Before you start heading down a river in your kayak, it can be useful to know about some of the obstacles that you might encounter and the conditions you might expect along the way.
You’ve probably heard of an eddy but what are eddies and how can they help you in a river? We’ve put together some information to tell you a little more about them and how you might use them while paddling on a river.
What Is An Eddy?
An eddy is a section of circular current that tends to flow in the opposite direction from the main river current.
Eddies are usually caused by an obstruction in the river, such as a rock or fallen tree. This interrupts the main flow of the river, causing the eddy, which is usually on the downstream side of the obstruction.
As the water flows around the obstruction, some of the water then flows back on itself behind the obstruction to fill the space before circling back in the direction of the main flow.
The eddy can almost appear as if the water is not moving at all, like a calm pool, with the center of the eddy being calmer than its edges. It is this calmness that can make an eddy appealing as a resting spot if you’re kayaking along a fast moving river, as it can give you a little respite from the rapids.
Eddy Lines And Whirlpools
Eddy lines are basically the edges of the eddy, where the two opposing currents meet. This is often a lot rougher than the eddy itself, as it is the point where the water is moving in two different directions. This is what can cause whirlpools.

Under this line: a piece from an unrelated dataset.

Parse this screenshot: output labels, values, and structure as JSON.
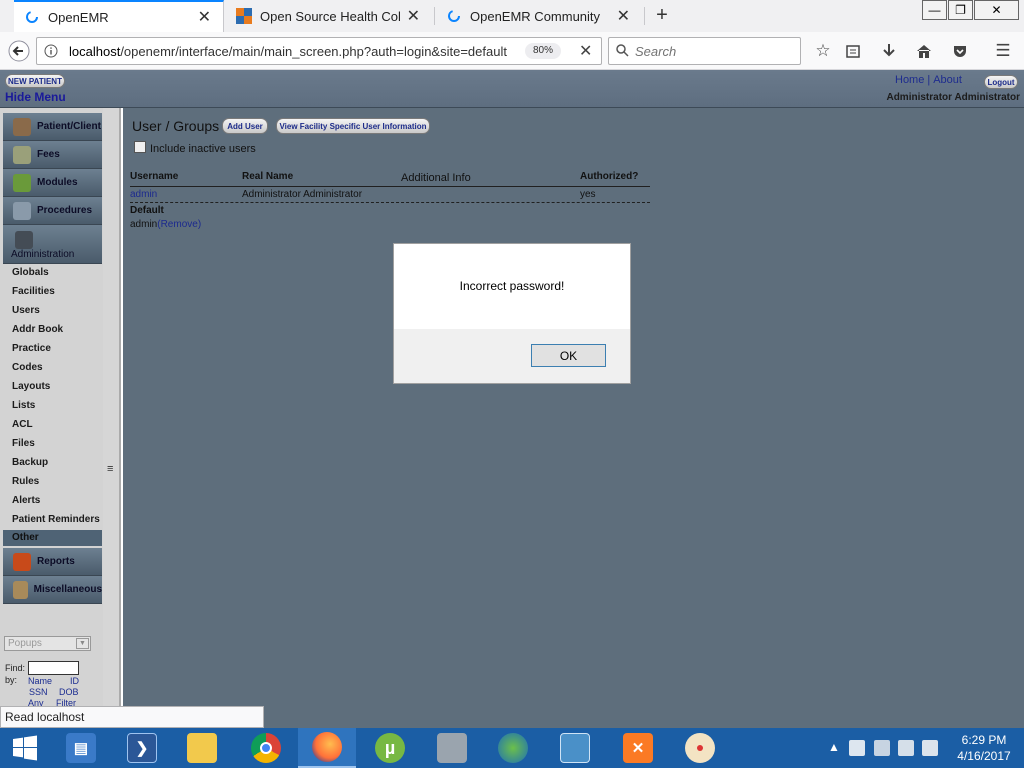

The eddy lines are lines of rough water that generally begin at the edge of the obstacle that created the eddy. The lines get wider downstream as the water pressure weakens.

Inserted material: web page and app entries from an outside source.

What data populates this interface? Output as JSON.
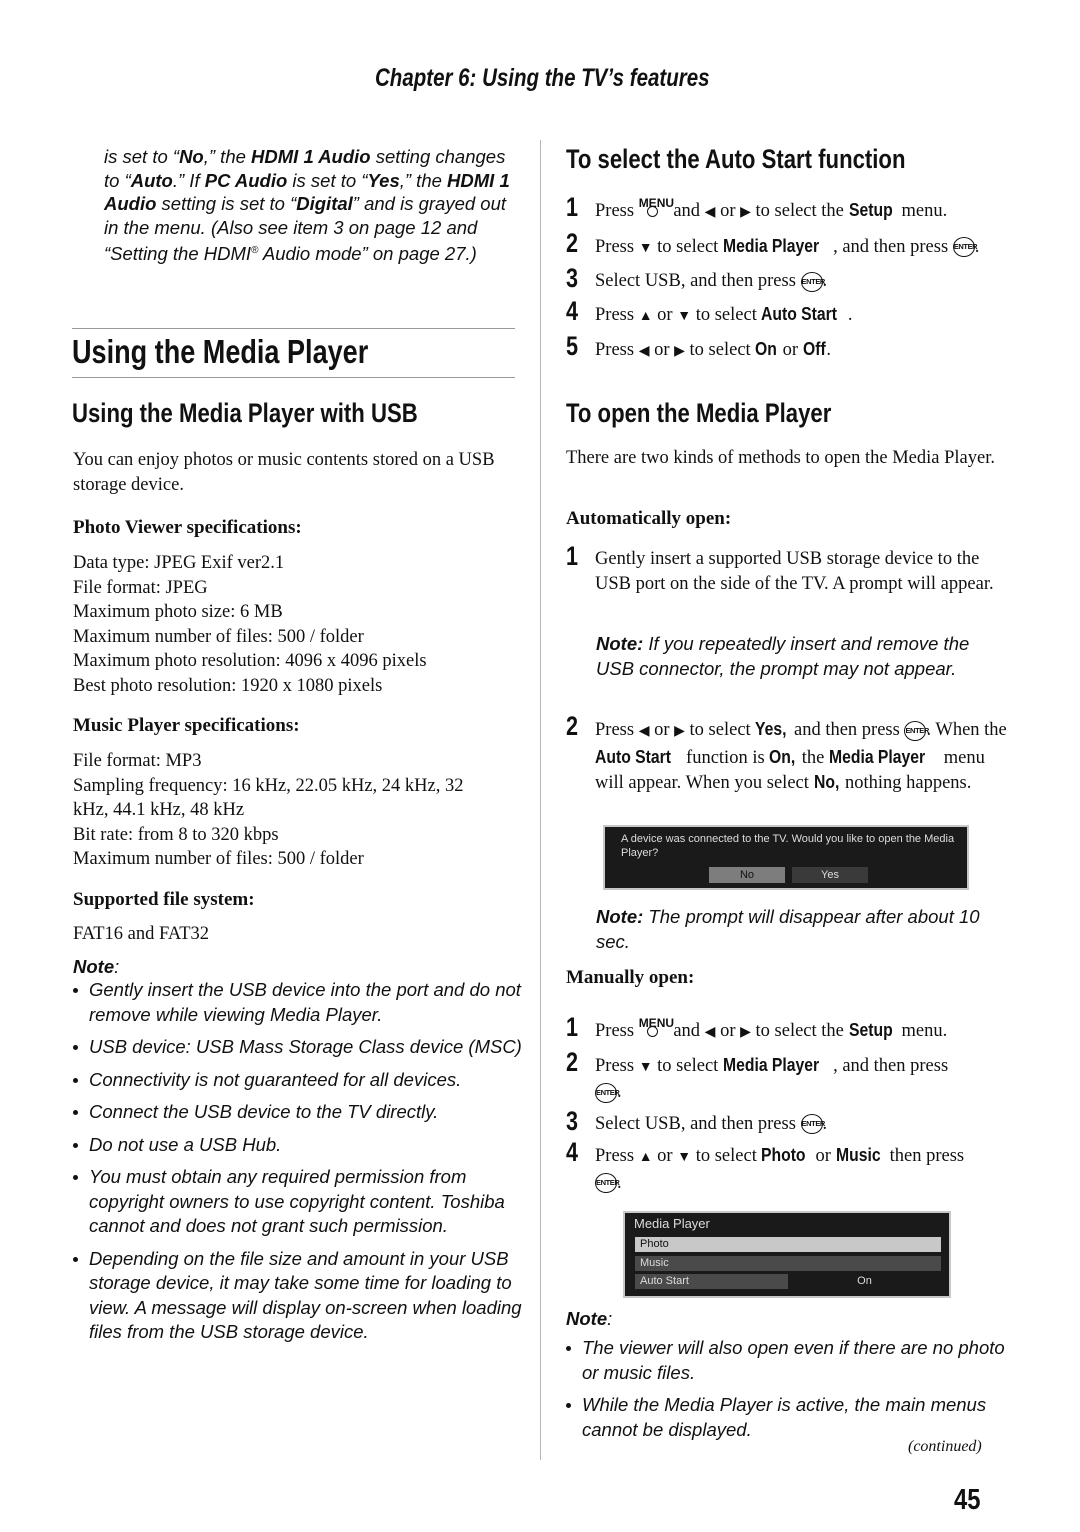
{
  "header": {
    "chapter": "Chapter 6: Using the TV’s features"
  },
  "intro": {
    "parts": [
      {
        "t": "is set to “"
      },
      {
        "t": "No",
        "b": true
      },
      {
        "t": ",” the "
      },
      {
        "t": "HDMI 1 Audio",
        "b": true
      },
      {
        "t": " setting changes to “"
      },
      {
        "t": "Auto",
        "b": true
      },
      {
        "t": ".” If "
      },
      {
        "t": "PC Audio",
        "b": true
      },
      {
        "t": " is set to “"
      },
      {
        "t": "Yes",
        "b": true
      },
      {
        "t": ",” the "
      },
      {
        "t": "HDMI 1 Audio",
        "b": true
      },
      {
        "t": " setting is set to “"
      },
      {
        "t": "Digital",
        "b": true
      },
      {
        "t": "” and is grayed out in the menu. (Also see item 3 on page 12 and “Setting the HDMI"
      },
      {
        "t": "®",
        "sup": true
      },
      {
        "t": " Audio mode” on page 27.)"
      }
    ]
  },
  "left": {
    "title": "Using the Media Player",
    "subtitle": "Using the Media Player with USB",
    "intro_text": "You can enjoy photos or music contents stored on a USB storage device.",
    "photo_heading": "Photo Viewer specifications:",
    "photo_specs": [
      "Data type: JPEG Exif ver2.1",
      "File format: JPEG",
      "Maximum photo size: 6 MB",
      "Maximum number of files: 500 / folder",
      "Maximum photo resolution: 4096 x 4096 pixels",
      "Best photo resolution: 1920 x 1080 pixels"
    ],
    "music_heading": "Music Player specifications:",
    "music_specs": [
      "File format: MP3",
      "Sampling frequency: 16 kHz, 22.05 kHz, 24 kHz, 32 kHz, 44.1 kHz, 48 kHz",
      "Bit rate: from 8 to 320 kbps",
      "Maximum number of files: 500 / folder"
    ],
    "fs_heading": "Supported file system:",
    "fs_text": "FAT16 and FAT32",
    "note_label": "Note",
    "notes": [
      "Gently insert the USB device into the port and do not remove while viewing Media Player.",
      "USB device: USB Mass Storage Class device (MSC)",
      "Connectivity is not guaranteed for all devices.",
      "Connect the USB device to the TV directly.",
      "Do not use a USB Hub.",
      "You must obtain any required permission from copyright owners to use copyright content. Toshiba cannot and does not grant such permission.",
      "Depending on the file size and amount in your USB storage device, it may take some time for loading to view. A message will display on-screen when loading files from the USB storage device."
    ]
  },
  "right": {
    "autostart_title": "To select the Auto Start function",
    "autostart_steps": [
      {
        "n": "1",
        "parts": [
          {
            "t": "Press "
          },
          {
            "icon": "menu"
          },
          {
            "t": " and "
          },
          {
            "tri": "◀"
          },
          {
            "t": " or "
          },
          {
            "tri": "▶"
          },
          {
            "t": " to select the "
          },
          {
            "k": "Setup"
          },
          {
            "t": " menu."
          }
        ]
      },
      {
        "n": "2",
        "parts": [
          {
            "t": "Press "
          },
          {
            "tri": "▼"
          },
          {
            "t": " to select "
          },
          {
            "k": "Media Player"
          },
          {
            "t": ", and then press "
          },
          {
            "icon": "enter"
          },
          {
            "t": "."
          }
        ]
      },
      {
        "n": "3",
        "parts": [
          {
            "t": "Select USB, and then press "
          },
          {
            "icon": "enter"
          },
          {
            "t": "."
          }
        ]
      },
      {
        "n": "4",
        "parts": [
          {
            "t": "Press "
          },
          {
            "tri": "▲"
          },
          {
            "t": " or "
          },
          {
            "tri": "▼"
          },
          {
            "t": " to select "
          },
          {
            "k": "Auto Start"
          },
          {
            "t": "."
          }
        ]
      },
      {
        "n": "5",
        "parts": [
          {
            "t": "Press "
          },
          {
            "tri": "◀"
          },
          {
            "t": " or "
          },
          {
            "tri": "▶"
          },
          {
            "t": " to select "
          },
          {
            "k": "On"
          },
          {
            "t": " or "
          },
          {
            "k": "Off"
          },
          {
            "t": "."
          }
        ]
      }
    ],
    "open_title": "To open the Media Player",
    "open_intro": "There are two kinds of methods to open the Media Player.",
    "auto_heading": "Automatically open:",
    "auto_step1": {
      "n": "1",
      "parts": [
        {
          "t": "Gently insert a supported USB storage device to the USB port on the side of the TV. A prompt will appear."
        }
      ]
    },
    "auto_note1_label": "Note:",
    "auto_note1": " If you repeatedly insert and remove the USB connector, the prompt may not appear.",
    "auto_step2": {
      "n": "2",
      "parts": [
        {
          "t": "Press "
        },
        {
          "tri": "◀"
        },
        {
          "t": " or "
        },
        {
          "tri": "▶"
        },
        {
          "t": " to select "
        },
        {
          "k": "Yes,"
        },
        {
          "t": " and then press "
        },
        {
          "icon": "enter"
        },
        {
          "t": ". When the "
        },
        {
          "k": "Auto Start"
        },
        {
          "t": " function is "
        },
        {
          "k": "On,"
        },
        {
          "t": " the "
        },
        {
          "k": "Media Player"
        },
        {
          "t": " menu will appear. When you select "
        },
        {
          "k": "No,"
        },
        {
          "t": " nothing happens."
        }
      ]
    },
    "prompt_osd": {
      "message": "A device was connected to the TV. Would you like to open the Media Player?",
      "no_label": "No",
      "yes_label": "Yes"
    },
    "auto_note2_label": "Note:",
    "auto_note2": " The prompt will disappear after about 10 sec.",
    "manual_heading": "Manually open:",
    "manual_steps": [
      {
        "n": "1",
        "parts": [
          {
            "t": "Press "
          },
          {
            "icon": "menu"
          },
          {
            "t": " and "
          },
          {
            "tri": "◀"
          },
          {
            "t": " or "
          },
          {
            "tri": "▶"
          },
          {
            "t": " to select the "
          },
          {
            "k": "Setup"
          },
          {
            "t": " menu."
          }
        ]
      },
      {
        "n": "2",
        "parts": [
          {
            "t": "Press "
          },
          {
            "tri": "▼"
          },
          {
            "t": " to select "
          },
          {
            "k": "Media Player"
          },
          {
            "t": ", and then press "
          },
          {
            "br": true
          },
          {
            "icon": "enter"
          },
          {
            "t": "."
          }
        ]
      },
      {
        "n": "3",
        "parts": [
          {
            "t": "Select USB, and then press "
          },
          {
            "icon": "enter"
          },
          {
            "t": "."
          }
        ]
      },
      {
        "n": "4",
        "parts": [
          {
            "t": "Press "
          },
          {
            "tri": "▲"
          },
          {
            "t": " or "
          },
          {
            "tri": "▼"
          },
          {
            "t": " to select "
          },
          {
            "k": "Photo"
          },
          {
            "t": " or "
          },
          {
            "k": "Music"
          },
          {
            "t": " then press "
          },
          {
            "br": true
          },
          {
            "icon": "enter"
          },
          {
            "t": "."
          }
        ]
      }
    ],
    "menu_osd": {
      "title": "Media Player",
      "items": [
        "Photo",
        "Music"
      ],
      "autostart_label": "Auto Start",
      "autostart_value": "On"
    },
    "note_label": "Note",
    "notes": [
      "The viewer will also open even if there are no photo or music files.",
      "While the Media Player is active, the main menus cannot be displayed."
    ],
    "continued": "(continued)"
  },
  "footer": {
    "page_number": "45"
  },
  "icons": {
    "menu_label": "MENU",
    "enter_label": "ENTER"
  }
}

Whirlpools are what sometimes happen when water flowing in one direction meets water flowing in the opposite direction. It is when the water swirls in a downward motion, often causing suction and dragging objects from the surface down underneath the water.
Depending on the strength of the whirlpool, it could have the power to pull you and your kayak under the water.
How To Use And Paddle Eddies Safely
Eddies can be great places to stop while you’re making your way down rapids, as they can give you a chance to pause and catch your breath before you hit the next run.
They can also be ideal for using to map your route downstream, letting you bounce from one eddy to the next as you make your way down river.
But getting in and out of the eddies may not always be easy because of the conflicting currents at the eddy lines. For this, it can be a good idea to identify the eddy lines.
Once you’ve identified the eddy lines, you should set your angle so that your bow is about 45 degrees to the eddy line, facing your direction of travel. This can work both for entering and exiting an eddy.
You may need to adjust the angle of your bow depending on the speed of the river. Smaller angles may work better for faster moving water and larger angles may be needed for slower water.
Another thing to note is that you may need to attack the eddy line with a bit of speed so that you can cross it quickly without being spun around. You may also need to lean to tilt yourself towards the current that you’re heading into. When entering an eddy, for example, you should tilt in the opposite direction from the main river current.
Wrapping It Up
Eddies can make a river trip even more fun and they can be great for giving you a helping hand as you make your way downstream. Knowing how to use them can let you take a well deserved rest from the rapids while scope out your next route.
Remember that the current in an eddy will tend to flow upstream against the main current, even if it appears to be still.
Leave us a comment to let us know your thoughts on paddling eddies and share this to help out your fellow paddlers.